Through its first five episodes, The Knick‘s most impressive feature is its presence. Not presence as in its charisma or stature, but presence, relevance.
Few television shows remind society of itself the way Steven Soderbergh does on Cinemax. The most obvious, pantheon-level example is Breaking Bad. A more recent one is FX’s The Bridge. But theirs is a presence with a laser focus on particular issues, respectively, the economic collapse and American immigration.
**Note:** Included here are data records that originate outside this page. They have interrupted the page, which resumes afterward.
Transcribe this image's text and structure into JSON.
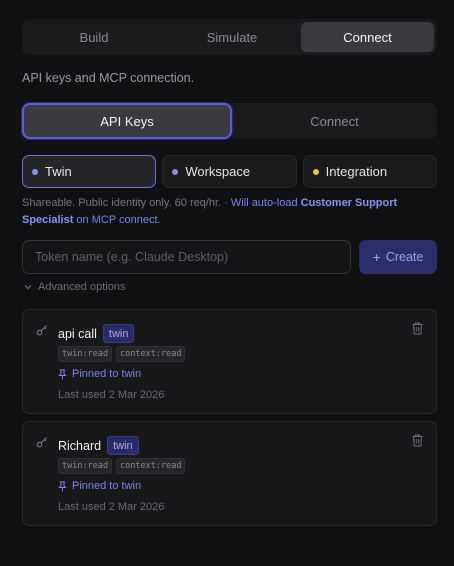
{
  "top_tabs": [
    {
      "label": "Build"
    },
    {
      "label": "Simulate"
    },
    {
      "label": "Connect"
    }
  ],
  "description": "API keys and MCP connection.",
  "sub_tabs": [
    {
      "label": "API Keys"
    },
    {
      "label": "Connect"
    }
  ],
  "scopes": [
    {
      "label": "Twin",
      "color": "#8b8ff0"
    },
    {
      "label": "Workspace",
      "color": "#9a86ec"
    },
    {
      "label": "Integration",
      "color": "#f2c230"
    }
  ],
  "info": {
    "text": "Shareable. Public identity only. 60 req/hr. · ",
    "link_prefix": "Will auto-load ",
    "link_strong": "Customer Support Specialist",
    "link_suffix": " on MCP connect."
  },
  "token": {
    "placeholder": "Token name (e.g. Claude Desktop)",
    "value": "",
    "create_label": "Create"
  },
  "advanced_label": "Advanced options",
  "keys": [
    {
      "name": "api call",
      "badge": "twin",
      "perms": [
        "twin:read",
        "context:read"
      ],
      "pinned": "Pinned to twin",
      "last_used": "Last used 2 Mar 2026"
    },
    {
      "name": "Richard",
      "badge": "twin",
      "perms": [
        "twin:read",
        "context:read"
      ],
      "pinned": "Pinned to twin",
      "last_used": "Last used 2 Mar 2026"
    }
  ]
}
The Knick‘s presence is much broader, constantly reminding viewers of the current state of affairs, despite its ironic setting (19oo). To find another show so topical and expertly crafted, one would have to time-travel back to Tony, Carmela, and the rest of The Sopranos.
In Episode 5—”They Capture the Heat”—alone, a one-percenter rants that giving bread and/or medical advice “to the unworthy (you can probably guess to whom he’s referring) is wrong” and “encourages irresponsibility and reckless use of valuable resources”; Herman Barrow laments to his favorite prostitute that Wall Street took his and others’ money, while Vanderbilt and his ilk continue to “sail on through, rich as ever”; August Robertson possesses both the ignorance to doubt his daughter’s capability based solely on her sex, and the foresight to note that the days of wealth originating from material gain are gone, shifting to the immaterial, like electricity, X-rays, the iPod nano, and the Wacky Waving Inflatable Arm-Flailing Tube Man.
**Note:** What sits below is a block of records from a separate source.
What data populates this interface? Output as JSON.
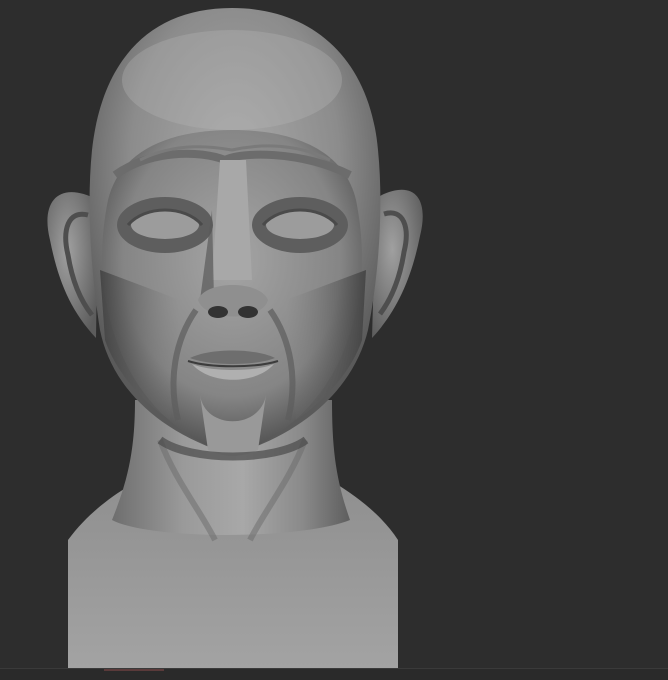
{
  "app": {
    "kind": "3d-sculpt-viewport",
    "background_color": "#2d2d2d"
  },
  "viewport": {
    "subject": "sculpted-head-bust",
    "material_color": "#8a8a8a",
    "shading": "matcap-grey"
  },
  "bottom_bar": {
    "marker_color": "#5a3a3a"
  }
}
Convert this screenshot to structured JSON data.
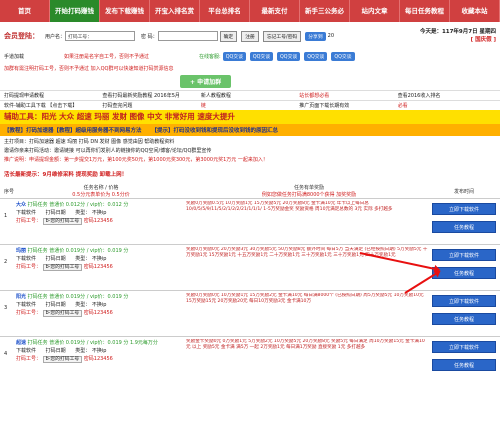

But no snippet of this episode reminded me more of today than the early going, when Bunky Collier resorts to the Knick after his stepbrother/underling gets a slug in the leg. There Bunky sits in the operating theater, watching John Thackery and Algernon Edwards go to work (of course, Bunky wouldn’t be a character on the show if he didn’t comment on the latter’s race first). Met with a unique hitch, Thackery’s solution is up for the task when Edwards is sure amputation is the only available resort. Yet Bunky slouches, fuming, ignorant—no, indifferent—to the miracle of modern advances, instead reaching for his gun and threatening to shoot all parties involved if everything doesn’t resolve exactly how is most convenient for him. I know how he feels, I’ve got Time Warner Cable.
One thing that doesn’t still hold true today? Sister Harriet’s advice to Tom Cleary. “You my friend aren’t following anything smart. Not until you acquire some fine manners, and learn to drive a motorized car, and dress presentably, and fuckin’ shave!” All that’s not really necessary any more. At least not in New York.